What causes multiple sclerosis? There are plenty of theories, but researchers have yet to hone in on the answer.
Researchers at the Buffalo Neuroimaging Analysis Center at the University of Buffalo will be looking into the possibility that MS results from narrowing of the primary veins outside the skull — chronic cerebrospinal venous insufficiency. In CCSVI, narrowing of the veins restricts the flow of blood from the brain, causing degeneration of neurons.
CCSVI was discovered by Paolo Zamboni, M.D., from Italy’s University of Ferrara. Results of a preliminary study of 16 patients with relapsing/remitting MS and eight healthy controls showed that all the MS patients, but none of the controls, had chronic insufficient blood flow out of the brain.
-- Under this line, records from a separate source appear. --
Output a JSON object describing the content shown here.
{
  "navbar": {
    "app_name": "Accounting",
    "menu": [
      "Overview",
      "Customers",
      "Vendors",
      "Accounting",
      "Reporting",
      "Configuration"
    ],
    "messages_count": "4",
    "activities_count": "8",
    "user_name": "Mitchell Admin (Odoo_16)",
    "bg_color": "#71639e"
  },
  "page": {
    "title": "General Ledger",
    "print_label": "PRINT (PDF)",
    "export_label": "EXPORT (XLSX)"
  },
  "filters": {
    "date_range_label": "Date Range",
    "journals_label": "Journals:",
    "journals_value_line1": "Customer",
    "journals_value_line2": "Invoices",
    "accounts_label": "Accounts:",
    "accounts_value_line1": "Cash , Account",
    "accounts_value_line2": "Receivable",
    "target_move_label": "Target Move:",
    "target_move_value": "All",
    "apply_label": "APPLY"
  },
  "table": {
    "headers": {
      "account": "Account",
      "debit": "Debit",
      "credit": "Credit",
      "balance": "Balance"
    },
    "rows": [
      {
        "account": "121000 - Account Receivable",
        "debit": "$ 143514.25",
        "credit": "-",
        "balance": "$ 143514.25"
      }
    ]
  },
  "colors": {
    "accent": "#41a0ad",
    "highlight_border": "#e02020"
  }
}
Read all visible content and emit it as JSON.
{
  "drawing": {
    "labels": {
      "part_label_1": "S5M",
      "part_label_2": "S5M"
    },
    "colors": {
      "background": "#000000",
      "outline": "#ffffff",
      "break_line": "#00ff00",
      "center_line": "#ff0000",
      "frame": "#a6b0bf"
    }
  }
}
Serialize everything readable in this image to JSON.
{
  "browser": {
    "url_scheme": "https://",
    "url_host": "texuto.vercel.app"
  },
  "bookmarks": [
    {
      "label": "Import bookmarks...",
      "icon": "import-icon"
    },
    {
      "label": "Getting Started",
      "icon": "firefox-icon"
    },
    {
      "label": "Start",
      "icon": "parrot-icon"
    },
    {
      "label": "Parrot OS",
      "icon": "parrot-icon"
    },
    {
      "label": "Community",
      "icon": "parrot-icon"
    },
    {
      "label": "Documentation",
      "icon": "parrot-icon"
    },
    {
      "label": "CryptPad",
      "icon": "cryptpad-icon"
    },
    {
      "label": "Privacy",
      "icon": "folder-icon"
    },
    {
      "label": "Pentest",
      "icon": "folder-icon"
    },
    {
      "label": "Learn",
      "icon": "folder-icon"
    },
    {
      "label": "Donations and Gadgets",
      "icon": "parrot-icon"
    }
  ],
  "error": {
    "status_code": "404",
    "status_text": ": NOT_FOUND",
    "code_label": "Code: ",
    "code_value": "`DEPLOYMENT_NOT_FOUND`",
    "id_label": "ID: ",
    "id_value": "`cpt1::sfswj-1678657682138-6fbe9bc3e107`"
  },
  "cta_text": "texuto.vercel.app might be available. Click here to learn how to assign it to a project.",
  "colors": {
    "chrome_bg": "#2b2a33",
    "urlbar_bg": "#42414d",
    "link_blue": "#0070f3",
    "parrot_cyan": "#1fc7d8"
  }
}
Combined Transcranial and Extracranial Venous Doppler evaluation in multiple sclerosis and related diseases (CTEVD study) will evaluate blood flow in MS patients compared to health controls and controls with other neurological conditions.
The new study will be based on 1,100 people diagnosed with possible or definite MS and 300 healthy controls, plus 300 patients with other autoimmune and neurodegenerative diseases. Enrollment in the study has begun and will continue for two years. MS patients from across the U.S. are eligible to participate.
Participants will undergo clinical examination, Doppler scan of the head and neck, provide blood samples, and will be required to answer an extensive environmental questionnaire.
The National Multiple Sclerosis Society lists the main scientific theories about the cause of MS as:
- Immunologic: An abnormal response of the body’s immune system, causing it to attack myelin in the central nervous system.
- Environmental: MS occurs in greater numbers the farther you get from the equator. Researchers have been studying migration patterns in an effort to learn if exposure to an environmental agent at an early age may increase risk. Data suggests that people who move before puberty tend to acquire the risk of their new area. Research into the role of vitamin D and clusters of MS cases are ongoing.
- Infectious: More than a dozen viruses and bacteria are being investigated to determine if they are involved in the development of MS.
- Genetic: MS is not classified as hereditary, although having a first-degree relative with MS increases the risk. Some researchers theorize that certain people may have a genetic predisposition to react to an environmental cause.
If the CTEVD study does, in fact, point to CCSVI as a cause of MS, it would be possible to identify people at risk of developing MS before symptoms are obvious and permanent damage has begun.
“If we can prove our hypothesis, that cerebrospinal venous insufficiency is the underlying cause of MS,” said Robert Zivadinov, M.D., Ph.D., UB associate professor of neurology, director of the Buffalo Neuroimaging Analysis Center (BNAC) and principal investigator on the study, “it is going to change the face of how we understand MS.” (quote from MedicalNews.net, emphasis mine)
Isolating the cause of MS is the first step toward more effective treatments and, eventually, a cure for this debilitating condition. The good news is that research is ongoing on multiple fronts and the last decade has seen major progress in treatment of relapsing/remitting MS, as well as treatment of symptoms.
Change the face of how we understand MS? If that means finding the cause, it is good news indeed.
Writer Ann Pietrangelo embraces the concept of personal responsibility for health and wellness. As a multiple sclerosis patient, she combines a healthy lifestyle and education with modern medicine, and seeks to provide information and support to others. She is a regular contributor to Care2.com’s Reform Health Policy blog in Causes.